How Chiropractors Classify Headaches
When diagnosing how to treat a patient who complains of headaches, chiropractors have to carefully asses what sort of headache they’re dealing with so that they know which treatment methods to apply for relief. To make an accurate diagnosis they must categorize the patients symptoms. It all begins with two major distinctions.
First, there are primary headaches which include tension-type, migraine, cervicogenic, and cluster headaches. All of these are not caused by some other medical condition, but instead are themselves a medical condition that needs treatment. Most headaches, 90% in fact, are primary.
The second major classification for headaches after primary is secondary headaches. Secondary headaches are the result of other medical conditions like infections or even increased pressure in the skull caused by the presence of a tumor. Less than 10% of all headaches fall into this category.
Primary headaches fall into 4 major subdivisions that require their own special treatments for relief.
The most common primary headache is known as a tension-type headache, being the cause of up to 75% or more of headache sufferers' pain. 90% of adults have had a tension-type headache at least once in their lives. Tension-type headaches are characterized by a persistent and steady ache, as opposed to a throbbing feeling. Tension-type headaches are often described as a feeling of pressure that can last for just several minutes or for entire days. They are known to affect both sides of the head. These headaches don’t worsen with physical activity and nausea is not a symptom. A chronic element that brings these headaches on a daily basis might be present. The frequency of tension-type headaches serves as a further subdivision of the type, which includes infrequent episodic (less than once per month), frequent episodic (occurring 1-14 times per month), and chronic (15 days or more in a month).
The next most common type of headache is the Cervicogenic Headache, which originates from disorders of the neck. These headaches arise from moving the neck too much or holding the head at an awkward angle while performing an usual activity like painting or washing the floor.
Migraine Headaches are less common than tension-type headaches but do affect a large number of people (25-30 million) in the U.S. For some reason women complain of them more than men. Migraines are typified by a throbbing feeling and intensification if physical activity is engaged in. Nausea is also an associated symptom.

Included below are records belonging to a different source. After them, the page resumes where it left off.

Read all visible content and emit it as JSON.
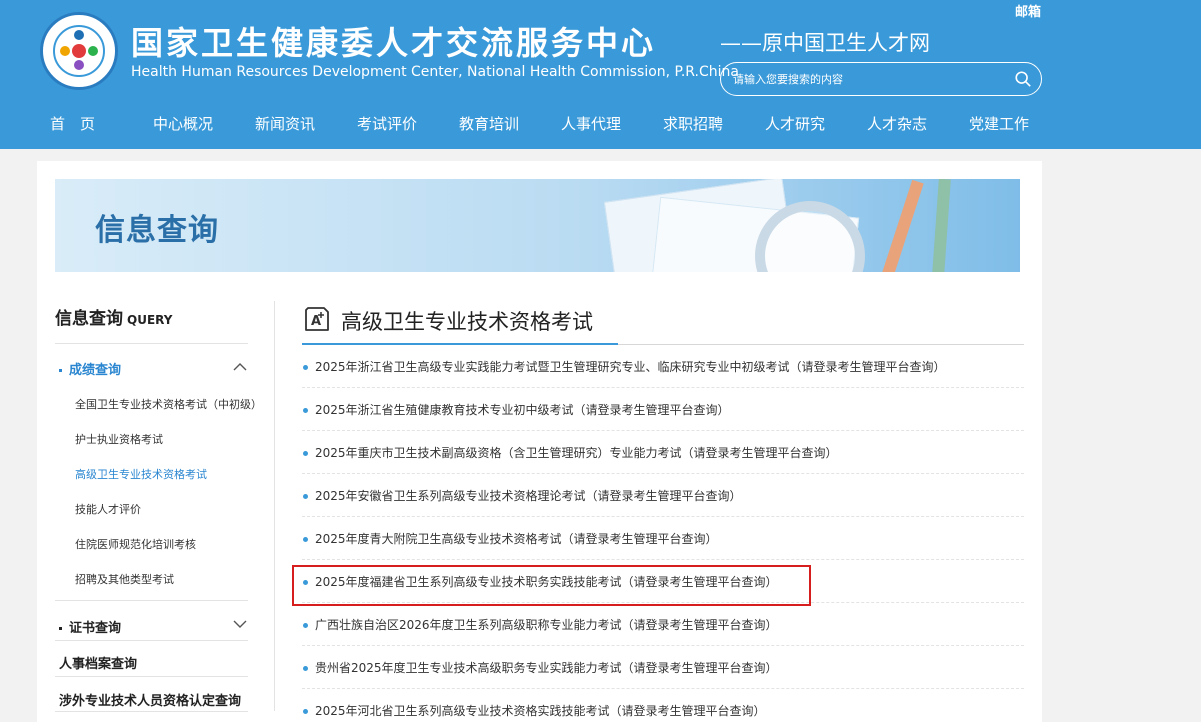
{
  "header": {
    "title_cn": "国家卫生健康委人才交流服务中心",
    "title_en": "Health Human Resources Development Center, National Health Commission, P.R.China",
    "subtitle": "——原中国卫生人才网",
    "mailbox": "邮箱",
    "search_placeholder": "请输入您要搜索的内容"
  },
  "nav": [
    "首　页",
    "中心概况",
    "新闻资讯",
    "考试评价",
    "教育培训",
    "人事代理",
    "求职招聘",
    "人才研究",
    "人才杂志",
    "党建工作"
  ],
  "banner": {
    "title": "信息查询"
  },
  "sidebar": {
    "title": "信息查询",
    "title_en": "QUERY",
    "group1": "成绩查询",
    "group1_items": [
      "全国卫生专业技术资格考试（中初级）",
      "护士执业资格考试",
      "高级卫生专业技术资格考试",
      "技能人才评价",
      "住院医师规范化培训考核",
      "招聘及其他类型考试"
    ],
    "group2": "证书查询",
    "plain_items": [
      "人事档案查询",
      "涉外专业技术人员资格认定查询"
    ]
  },
  "main": {
    "title": "高级卫生专业技术资格考试",
    "items": [
      "2025年浙江省卫生高级专业实践能力考试暨卫生管理研究专业、临床研究专业中初级考试（请登录考生管理平台查询）",
      "2025年浙江省生殖健康教育技术专业初中级考试（请登录考生管理平台查询）",
      "2025年重庆市卫生技术副高级资格（含卫生管理研究）专业能力考试（请登录考生管理平台查询）",
      "2025年安徽省卫生系列高级专业技术资格理论考试（请登录考生管理平台查询）",
      "2025年度青大附院卫生高级专业技术资格考试（请登录考生管理平台查询）",
      "2025年度福建省卫生系列高级专业技术职务实践技能考试（请登录考生管理平台查询）",
      "广西壮族自治区2026年度卫生系列高级职称专业能力考试（请登录考生管理平台查询）",
      "贵州省2025年度卫生专业技术高级职务专业实践能力考试（请登录考生管理平台查询）",
      "2025年河北省卫生系列高级专业技术资格实践技能考试（请登录考生管理平台查询）"
    ]
  },
  "colors": {
    "header_bg": "#3a9ad9",
    "accent": "#2a86d0",
    "highlight": "#d71e1e"
  }
}
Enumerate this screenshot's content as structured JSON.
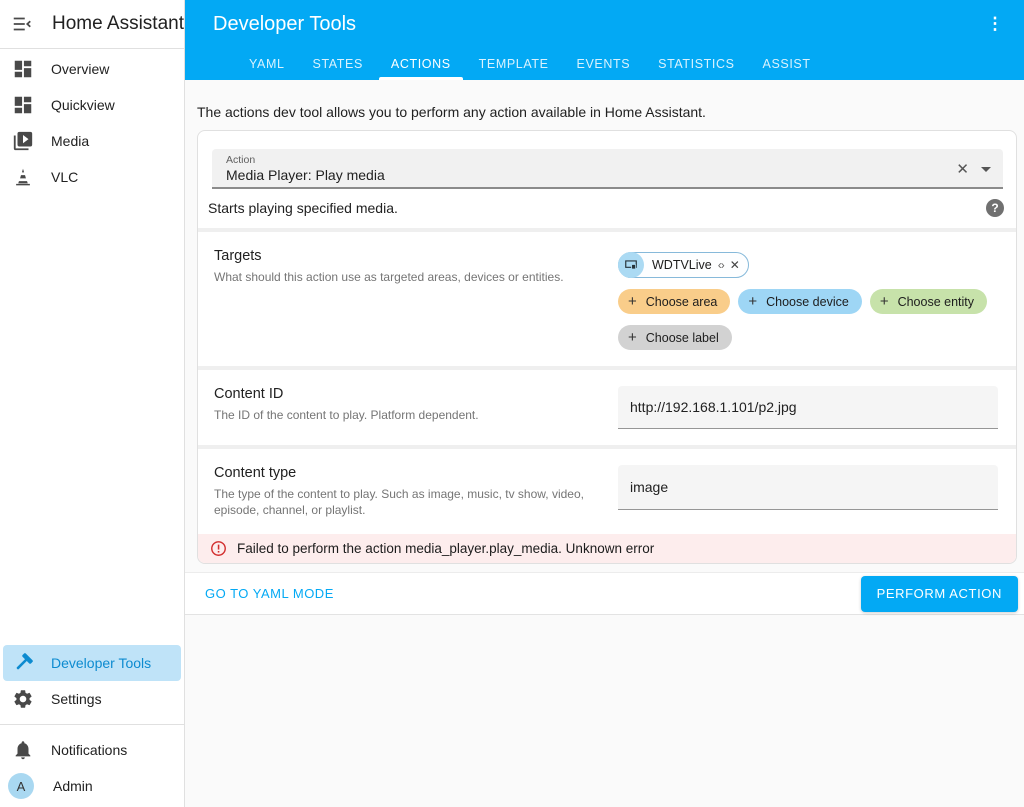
{
  "sidebar": {
    "title": "Home Assistant",
    "items": [
      {
        "label": "Overview",
        "icon": "dashboard-icon"
      },
      {
        "label": "Quickview",
        "icon": "dashboard-icon"
      },
      {
        "label": "Media",
        "icon": "media-icon"
      },
      {
        "label": "VLC",
        "icon": "vlc-cone-icon"
      }
    ],
    "bottom_items": [
      {
        "label": "Developer Tools",
        "icon": "hammer-icon",
        "active": true
      },
      {
        "label": "Settings",
        "icon": "gear-icon",
        "active": false
      }
    ],
    "footer_items": [
      {
        "label": "Notifications",
        "icon": "bell-icon"
      },
      {
        "label": "Admin",
        "icon": "avatar"
      }
    ],
    "avatar_initial": "A"
  },
  "header": {
    "title": "Developer Tools",
    "tabs": [
      {
        "label": "YAML",
        "active": false
      },
      {
        "label": "STATES",
        "active": false
      },
      {
        "label": "ACTIONS",
        "active": true
      },
      {
        "label": "TEMPLATE",
        "active": false
      },
      {
        "label": "EVENTS",
        "active": false
      },
      {
        "label": "STATISTICS",
        "active": false
      },
      {
        "label": "ASSIST",
        "active": false
      }
    ]
  },
  "main": {
    "intro": "The actions dev tool allows you to perform any action available in Home Assistant.",
    "action_field": {
      "label": "Action",
      "value": "Media Player: Play media"
    },
    "action_description": "Starts playing specified media.",
    "targets": {
      "label": "Targets",
      "description": "What should this action use as targeted areas, devices or entities.",
      "selected_entity": {
        "name": "WDTVLive",
        "expand_glyph": "‹›",
        "close_glyph": "✕"
      },
      "choose_buttons": [
        {
          "label": "Choose area"
        },
        {
          "label": "Choose device"
        },
        {
          "label": "Choose entity"
        },
        {
          "label": "Choose label"
        }
      ]
    },
    "content_id": {
      "label": "Content ID",
      "description": "The ID of the content to play. Platform dependent.",
      "value": "http://192.168.1.101/p2.jpg"
    },
    "content_type": {
      "label": "Content type",
      "description": "The type of the content to play. Such as image, music, tv show, video, episode, channel, or playlist.",
      "value": "image"
    },
    "error": {
      "message": "Failed to perform the action media_player.play_media. Unknown error"
    },
    "footer": {
      "yaml_mode_label": "GO TO YAML MODE",
      "perform_label": "PERFORM ACTION"
    }
  },
  "icons": {
    "overflow_menu": "⋮",
    "clear_x": "✕"
  },
  "colors": {
    "header_blue": "#03a9f4",
    "accent_blue": "#03a9f4",
    "sidebar_active_bg": "#bfe3f8",
    "sidebar_active_text": "#0d8bd0",
    "chip_area": "#f9cd8a",
    "chip_device": "#9ed6f5",
    "chip_entity": "#c7e2aa",
    "chip_label": "#d2d2d2",
    "error_bg": "#fdeded",
    "error_red": "#d22f2f",
    "field_fill": "#f1f1f1",
    "content_bg": "#fafafa"
  }
}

The final primary headache type is cluster headaches which are rare with only 1% of the population suffering from them, and most the afflicted being male. They are named cluster headaches because they come in intervals and stay for only a brief period time of an hour or two at most. There is some indication that heavy smoking and drinking of alcohol may play a factor.